For some people, a job is just a way to make money so that they can do whatever else they enjoy doing. It’s like a necessary evil, if you will. But there are people (maybe you included) who actually care what they do and how that affects the world around them, even if only within their industry.
Regardless of whether you work as an IT expert, teacher, designer or accountant, or whether you work for a multibillion-dollar international corporation or as a freelancer, there are certain metrics for how well you’re doing your job. The problem is that many people don’t know how to go about measuring their effectiveness at work.
That’s why we’ve put together a list of several easy things you can do to track your progress and measure your success. These self-evaluation tactics will not only give you an idea of how productive you really are, but will also help you in deciding how you can improve your performance in the future.
1. Set Up Goals
If you haven’t already, you should make setting up goals your number one habit when it comes to work. And optimally, you should do it every day. It’s best if you prioritize your objectives according to how important they are and how urgently they need to be finished. This will give you very clear guidelines of what you need to do each day and when your deadlines are.
But how will this help with your self-evaluation? Well, you can know what you’ve finished each day and whether that was enough. You’ll be able to compare the results this week to the ones from the previous week and see if you’re doing better and by how much.
This can be really easy if you use some sort of productivity tracker app. Some providers rely on gamification to help drive the productivity so the whole process can even be fun. Of course, you can do it the old-fashioned pen-and-paper way, too. You’ll get a lot of insights and goal tracking either way. And let’s not forget that writing down goals will also prevent you from forgetting important (or less important) tasks.
As an additional benefit, ticking off tasks that you’ve completed provides a lot of satisfaction in goal-oriented people. Knowing that you’ve completed everything you should have will give you purpose that can increase your motivation and productivity.
2. Ask for a Review
Depending on the company you’re working with, chances are that you already go through some form of evaluation process regularly.
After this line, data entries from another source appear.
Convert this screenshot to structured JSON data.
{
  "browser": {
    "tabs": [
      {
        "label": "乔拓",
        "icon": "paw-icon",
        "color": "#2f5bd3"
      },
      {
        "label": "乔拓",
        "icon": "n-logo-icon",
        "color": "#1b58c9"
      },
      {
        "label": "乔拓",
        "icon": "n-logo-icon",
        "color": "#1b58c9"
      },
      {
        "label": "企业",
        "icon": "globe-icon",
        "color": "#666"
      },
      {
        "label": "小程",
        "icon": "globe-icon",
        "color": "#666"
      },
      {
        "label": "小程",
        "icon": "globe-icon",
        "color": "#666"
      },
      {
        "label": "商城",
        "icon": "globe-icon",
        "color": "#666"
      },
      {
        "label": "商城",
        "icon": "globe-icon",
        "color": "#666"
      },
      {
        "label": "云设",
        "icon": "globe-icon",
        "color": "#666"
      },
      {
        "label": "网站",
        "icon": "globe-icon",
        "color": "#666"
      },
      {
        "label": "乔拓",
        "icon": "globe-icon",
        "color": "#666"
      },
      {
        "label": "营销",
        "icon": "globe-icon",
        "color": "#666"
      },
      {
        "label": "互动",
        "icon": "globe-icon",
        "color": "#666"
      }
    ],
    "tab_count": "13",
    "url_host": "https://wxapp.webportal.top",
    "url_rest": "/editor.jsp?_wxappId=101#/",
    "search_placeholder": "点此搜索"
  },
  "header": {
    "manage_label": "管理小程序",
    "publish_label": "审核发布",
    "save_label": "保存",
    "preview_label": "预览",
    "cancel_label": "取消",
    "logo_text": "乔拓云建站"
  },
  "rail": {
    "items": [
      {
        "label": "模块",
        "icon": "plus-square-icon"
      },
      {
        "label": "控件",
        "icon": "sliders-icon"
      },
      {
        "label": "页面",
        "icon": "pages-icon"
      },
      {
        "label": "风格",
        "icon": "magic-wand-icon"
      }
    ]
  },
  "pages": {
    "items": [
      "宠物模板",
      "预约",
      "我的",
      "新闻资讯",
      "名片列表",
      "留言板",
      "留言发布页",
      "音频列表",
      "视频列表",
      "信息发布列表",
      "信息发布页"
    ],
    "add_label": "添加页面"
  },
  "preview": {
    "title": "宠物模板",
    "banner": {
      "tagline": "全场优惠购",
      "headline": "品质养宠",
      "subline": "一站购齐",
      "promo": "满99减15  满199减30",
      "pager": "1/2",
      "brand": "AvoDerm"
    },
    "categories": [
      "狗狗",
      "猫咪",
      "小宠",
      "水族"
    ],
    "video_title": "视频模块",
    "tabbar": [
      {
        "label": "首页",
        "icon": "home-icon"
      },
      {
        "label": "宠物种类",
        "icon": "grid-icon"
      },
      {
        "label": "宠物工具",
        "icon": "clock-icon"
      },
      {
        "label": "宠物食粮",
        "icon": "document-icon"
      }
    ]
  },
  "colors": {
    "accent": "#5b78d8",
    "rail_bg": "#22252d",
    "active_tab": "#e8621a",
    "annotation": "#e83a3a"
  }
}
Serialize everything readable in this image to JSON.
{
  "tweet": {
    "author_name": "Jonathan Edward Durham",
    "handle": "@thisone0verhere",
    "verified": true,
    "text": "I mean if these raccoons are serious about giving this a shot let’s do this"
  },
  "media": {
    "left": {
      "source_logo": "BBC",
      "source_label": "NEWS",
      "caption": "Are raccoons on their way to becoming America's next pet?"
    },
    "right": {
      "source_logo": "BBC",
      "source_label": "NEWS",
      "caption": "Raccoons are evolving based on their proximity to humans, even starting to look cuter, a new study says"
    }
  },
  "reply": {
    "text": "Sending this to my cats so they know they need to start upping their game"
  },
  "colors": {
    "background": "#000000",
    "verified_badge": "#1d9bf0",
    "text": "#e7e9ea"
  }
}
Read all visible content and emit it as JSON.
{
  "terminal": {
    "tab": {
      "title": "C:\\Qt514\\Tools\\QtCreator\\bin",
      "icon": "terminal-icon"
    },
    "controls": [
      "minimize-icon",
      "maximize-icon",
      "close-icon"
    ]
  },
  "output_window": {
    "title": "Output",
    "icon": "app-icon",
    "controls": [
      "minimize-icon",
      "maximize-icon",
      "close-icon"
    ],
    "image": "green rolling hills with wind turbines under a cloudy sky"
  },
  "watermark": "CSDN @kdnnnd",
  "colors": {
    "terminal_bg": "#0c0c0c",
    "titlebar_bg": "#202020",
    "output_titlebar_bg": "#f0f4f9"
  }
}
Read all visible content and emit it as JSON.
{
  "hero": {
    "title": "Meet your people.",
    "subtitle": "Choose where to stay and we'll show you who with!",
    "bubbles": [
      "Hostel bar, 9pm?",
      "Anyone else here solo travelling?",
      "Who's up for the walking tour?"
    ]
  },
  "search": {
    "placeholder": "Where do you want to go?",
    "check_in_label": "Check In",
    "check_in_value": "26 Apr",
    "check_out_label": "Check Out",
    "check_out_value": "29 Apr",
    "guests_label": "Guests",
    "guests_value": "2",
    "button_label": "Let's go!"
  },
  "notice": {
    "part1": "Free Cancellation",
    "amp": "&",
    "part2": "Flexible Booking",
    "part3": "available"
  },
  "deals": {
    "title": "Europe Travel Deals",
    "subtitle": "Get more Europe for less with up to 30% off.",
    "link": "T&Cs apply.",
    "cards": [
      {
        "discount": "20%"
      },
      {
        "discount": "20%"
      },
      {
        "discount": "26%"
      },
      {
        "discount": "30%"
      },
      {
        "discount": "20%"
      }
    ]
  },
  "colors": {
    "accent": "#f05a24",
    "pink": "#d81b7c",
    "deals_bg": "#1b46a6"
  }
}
Maybe it’s a performance report or a talk with an HR. If this is the case, try to get the most of it.
Some employers use employee tracking software to monitor computer use activity. Daunting as it may sound, this system can actually be very useful for employee evaluations, because it offers time tracking for projects, daily productivity tracker, time spent in apps or on particular tasks, and other objective metrics that can give you detailed insights into your performance.
If your employer is using computer monitoring software, ask them if they could include some of this data in your evaluation. Speak up if you want more details. For example, if you want to know how well you’re doing a certain task and whether you’re improving over time, ask the people evaluating you to include this detail in the future evaluations. Also, don’t be afraid to ask further questions.
If you happen to work for a company that doesn’t do evaluations, ask for one. It doesn’t have to be formal or scheduled, just a simple question along the lines of ‘Are you satisfied by how I do X?’ goes a long way in gauging your progress and productivity. Similarly, if you’re a freelancer, you can ask your clients for feedback and reviews.
3. Get Insights from Employee Tracking Software
Even if your company isn’t using employee monitoring or you work as a freelancer, you can install the system yourself. Most of the employee tracking software out there support a one-employee deal, and some of them even offer it for free.
With this software, you’ll get a time tracker so that you can measure your efficiency and improvement, but you can also use it as a personal productivity tracker. Either way, you’ll get lots of data that are objective. Use it to track your progress and pinpoint areas for improvement.
4. Write a Journal of Progress
Writing a progress journal can be used in combination with all or some of the previous tactics. The things you write about will depend on what you want to track and measure. They could include time spent on some tasks, whether you finished the project on time or not (and if not, include the reasons), etc. You can write down any feedback from employers, clients or colleagues you got that you considered especially valuable.
You don’t have to write every day, but the more often you write, the better. And include as much detail as you can.
If you want to know whether you’re doing a good job, there are a number of ways you can go about it. We’ve mentioned some, but you’re encouraged to go ahead and experiment with other ones as well. You’ll see after a while that self-evaluation will not only help you estimate how productive and efficient you are, but will also give you guidelines on how you can improve. So, get to it and good luck!